▸ **Task requirements**
Print out each record, keeping it identical to the original.

▸ **Given information**
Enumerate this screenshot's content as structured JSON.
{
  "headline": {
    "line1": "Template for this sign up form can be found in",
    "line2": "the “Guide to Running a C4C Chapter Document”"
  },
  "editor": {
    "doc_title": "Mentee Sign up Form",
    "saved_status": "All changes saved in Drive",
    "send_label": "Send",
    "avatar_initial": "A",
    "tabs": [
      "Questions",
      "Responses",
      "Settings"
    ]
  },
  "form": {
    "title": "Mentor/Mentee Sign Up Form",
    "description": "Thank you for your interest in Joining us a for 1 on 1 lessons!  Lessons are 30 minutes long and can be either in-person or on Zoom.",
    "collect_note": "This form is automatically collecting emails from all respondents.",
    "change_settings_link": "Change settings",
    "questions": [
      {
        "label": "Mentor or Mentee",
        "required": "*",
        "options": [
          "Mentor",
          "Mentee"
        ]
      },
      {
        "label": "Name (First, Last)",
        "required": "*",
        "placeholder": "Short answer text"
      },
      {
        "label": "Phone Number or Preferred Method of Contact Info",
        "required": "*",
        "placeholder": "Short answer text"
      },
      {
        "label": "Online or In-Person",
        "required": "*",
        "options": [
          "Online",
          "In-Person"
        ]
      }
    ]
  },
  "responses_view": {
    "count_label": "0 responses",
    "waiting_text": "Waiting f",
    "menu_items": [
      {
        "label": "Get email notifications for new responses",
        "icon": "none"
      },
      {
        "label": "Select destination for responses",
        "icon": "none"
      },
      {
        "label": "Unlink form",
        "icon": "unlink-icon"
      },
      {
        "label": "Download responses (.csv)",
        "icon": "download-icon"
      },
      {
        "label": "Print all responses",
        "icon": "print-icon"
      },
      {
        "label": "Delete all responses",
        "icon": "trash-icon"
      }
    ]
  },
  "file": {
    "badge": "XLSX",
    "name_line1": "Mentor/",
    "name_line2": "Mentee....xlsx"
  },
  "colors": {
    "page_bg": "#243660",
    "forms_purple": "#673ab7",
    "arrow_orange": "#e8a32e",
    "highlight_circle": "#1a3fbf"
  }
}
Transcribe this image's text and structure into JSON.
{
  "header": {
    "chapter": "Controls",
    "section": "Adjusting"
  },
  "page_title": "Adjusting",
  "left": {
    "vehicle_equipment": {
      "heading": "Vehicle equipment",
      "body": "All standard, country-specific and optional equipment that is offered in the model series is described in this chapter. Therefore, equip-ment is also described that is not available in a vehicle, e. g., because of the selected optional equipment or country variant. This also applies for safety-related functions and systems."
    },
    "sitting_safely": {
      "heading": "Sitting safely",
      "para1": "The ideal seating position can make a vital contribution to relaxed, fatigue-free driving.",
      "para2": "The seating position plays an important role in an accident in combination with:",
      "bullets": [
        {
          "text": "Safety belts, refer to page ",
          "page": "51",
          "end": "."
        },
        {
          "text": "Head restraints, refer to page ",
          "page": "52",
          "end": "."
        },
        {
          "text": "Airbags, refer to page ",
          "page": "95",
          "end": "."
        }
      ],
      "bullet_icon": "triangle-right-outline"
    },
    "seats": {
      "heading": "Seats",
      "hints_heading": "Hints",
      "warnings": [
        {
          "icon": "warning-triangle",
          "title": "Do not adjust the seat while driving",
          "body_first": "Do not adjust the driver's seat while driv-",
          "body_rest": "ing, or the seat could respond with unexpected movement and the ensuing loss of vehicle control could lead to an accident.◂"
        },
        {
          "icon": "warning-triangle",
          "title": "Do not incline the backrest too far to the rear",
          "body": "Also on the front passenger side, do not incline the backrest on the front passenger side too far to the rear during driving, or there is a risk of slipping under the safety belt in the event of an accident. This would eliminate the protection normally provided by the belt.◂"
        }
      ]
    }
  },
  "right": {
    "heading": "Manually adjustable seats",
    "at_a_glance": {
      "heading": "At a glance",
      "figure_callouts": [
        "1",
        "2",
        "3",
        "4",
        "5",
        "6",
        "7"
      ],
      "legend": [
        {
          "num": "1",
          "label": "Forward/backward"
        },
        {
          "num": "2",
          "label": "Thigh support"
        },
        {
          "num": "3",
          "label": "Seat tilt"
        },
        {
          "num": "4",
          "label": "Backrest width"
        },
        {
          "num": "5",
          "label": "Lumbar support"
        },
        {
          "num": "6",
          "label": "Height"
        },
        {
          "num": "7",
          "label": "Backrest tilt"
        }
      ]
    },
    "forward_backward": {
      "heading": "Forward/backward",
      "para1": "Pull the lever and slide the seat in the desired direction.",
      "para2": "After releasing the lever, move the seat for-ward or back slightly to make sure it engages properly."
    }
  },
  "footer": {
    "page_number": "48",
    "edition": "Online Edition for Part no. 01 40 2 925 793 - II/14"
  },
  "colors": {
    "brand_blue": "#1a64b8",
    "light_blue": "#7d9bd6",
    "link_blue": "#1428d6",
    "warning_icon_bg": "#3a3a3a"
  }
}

▸ **Output for this task**
Enumerate this screenshot's content as structured JSON.
{
  "headline": {
    "line1": "Template for this sign up form can be found in",
    "line2": "the “Guide to Running a C4C Chapter Document”"
  },
  "editor": {
    "doc_title": "Mentee Sign up Form",
    "saved_status": "All changes saved in Drive",
    "send_label": "Send",
    "avatar_initial": "A",
    "tabs": [
      "Questions",
      "Responses",
      "Settings"
    ]
  },
  "form": {
    "title": "Mentor/Mentee Sign Up Form",
    "description": "Thank you for your interest in Joining us a for 1 on 1 lessons!  Lessons are 30 minutes long and can be either in-person or on Zoom.",
    "collect_note": "This form is automatically collecting emails from all respondents.",
    "change_settings_link": "Change settings",
    "questions": [
      {
        "label": "Mentor or Mentee",
        "required": "*",
        "options": [
          "Mentor",
          "Mentee"
        ]
      },
      {
        "label": "Name (First, Last)",
        "required": "*",
        "placeholder": "Short answer text"
      },
      {
        "label": "Phone Number or Preferred Method of Contact Info",
        "required": "*",
        "placeholder": "Short answer text"
      },
      {
        "label": "Online or In-Person",
        "required": "*",
        "options": [
          "Online",
          "In-Person"
        ]
      }
    ]
  },
  "responses_view": {
    "count_label": "0 responses",
    "waiting_text": "Waiting f",
    "menu_items": [
      {
        "label": "Get email notifications for new responses",
        "icon": "none"
      },
      {
        "label": "Select destination for responses",
        "icon": "none"
      },
      {
        "label": "Unlink form",
        "icon": "unlink-icon"
      },
      {
        "label": "Download responses (.csv)",
        "icon": "download-icon"
      },
      {
        "label": "Print all responses",
        "icon": "print-icon"
      },
      {
        "label": "Delete all responses",
        "icon": "trash-icon"
      }
    ]
  },
  "file": {
    "badge": "XLSX",
    "name_line1": "Mentor/",
    "name_line2": "Mentee....xlsx"
  },
  "colors": {
    "page_bg": "#243660",
    "forms_purple": "#673ab7",
    "arrow_orange": "#e8a32e",
    "highlight_circle": "#1a3fbf"
  }
}
Transcribe this image's text and structure into JSON.
{
  "header": {
    "chapter": "Controls",
    "section": "Adjusting"
  },
  "page_title": "Adjusting",
  "left": {
    "vehicle_equipment": {
      "heading": "Vehicle equipment",
      "body": "All standard, country-specific and optional equipment that is offered in the model series is described in this chapter. Therefore, equip-ment is also described that is not available in a vehicle, e. g., because of the selected optional equipment or country variant. This also applies for safety-related functions and systems."
    },
    "sitting_safely": {
      "heading": "Sitting safely",
      "para1": "The ideal seating position can make a vital contribution to relaxed, fatigue-free driving.",
      "para2": "The seating position plays an important role in an accident in combination with:",
      "bullets": [
        {
          "text": "Safety belts, refer to page ",
          "page": "51",
          "end": "."
        },
        {
          "text": "Head restraints, refer to page ",
          "page": "52",
          "end": "."
        },
        {
          "text": "Airbags, refer to page ",
          "page": "95",
          "end": "."
        }
      ],
      "bullet_icon": "triangle-right-outline"
    },
    "seats": {
      "heading": "Seats",
      "hints_heading": "Hints",
      "warnings": [
        {
          "icon": "warning-triangle",
          "title": "Do not adjust the seat while driving",
          "body_first": "Do not adjust the driver's seat while driv-",
          "body_rest": "ing, or the seat could respond with unexpected movement and the ensuing loss of vehicle control could lead to an accident.◂"
        },
        {
          "icon": "warning-triangle",
          "title": "Do not incline the backrest too far to the rear",
          "body": "Also on the front passenger side, do not incline the backrest on the front passenger side too far to the rear during driving, or there is a risk of slipping under the safety belt in the event of an accident. This would eliminate the protection normally provided by the belt.◂"
        }
      ]
    }
  },
  "right": {
    "heading": "Manually adjustable seats",
    "at_a_glance": {
      "heading": "At a glance",
      "figure_callouts": [
        "1",
        "2",
        "3",
        "4",
        "5",
        "6",
        "7"
      ],
      "legend": [
        {
          "num": "1",
          "label": "Forward/backward"
        },
        {
          "num": "2",
          "label": "Thigh support"
        },
        {
          "num": "3",
          "label": "Seat tilt"
        },
        {
          "num": "4",
          "label": "Backrest width"
        },
        {
          "num": "5",
          "label": "Lumbar support"
        },
        {
          "num": "6",
          "label": "Height"
        },
        {
          "num": "7",
          "label": "Backrest tilt"
        }
      ]
    },
    "forward_backward": {
      "heading": "Forward/backward",
      "para1": "Pull the lever and slide the seat in the desired direction.",
      "para2": "After releasing the lever, move the seat for-ward or back slightly to make sure it engages properly."
    }
  },
  "footer": {
    "page_number": "48",
    "edition": "Online Edition for Part no. 01 40 2 925 793 - II/14"
  },
  "colors": {
    "brand_blue": "#1a64b8",
    "light_blue": "#7d9bd6",
    "link_blue": "#1428d6",
    "warning_icon_bg": "#3a3a3a"
  }
}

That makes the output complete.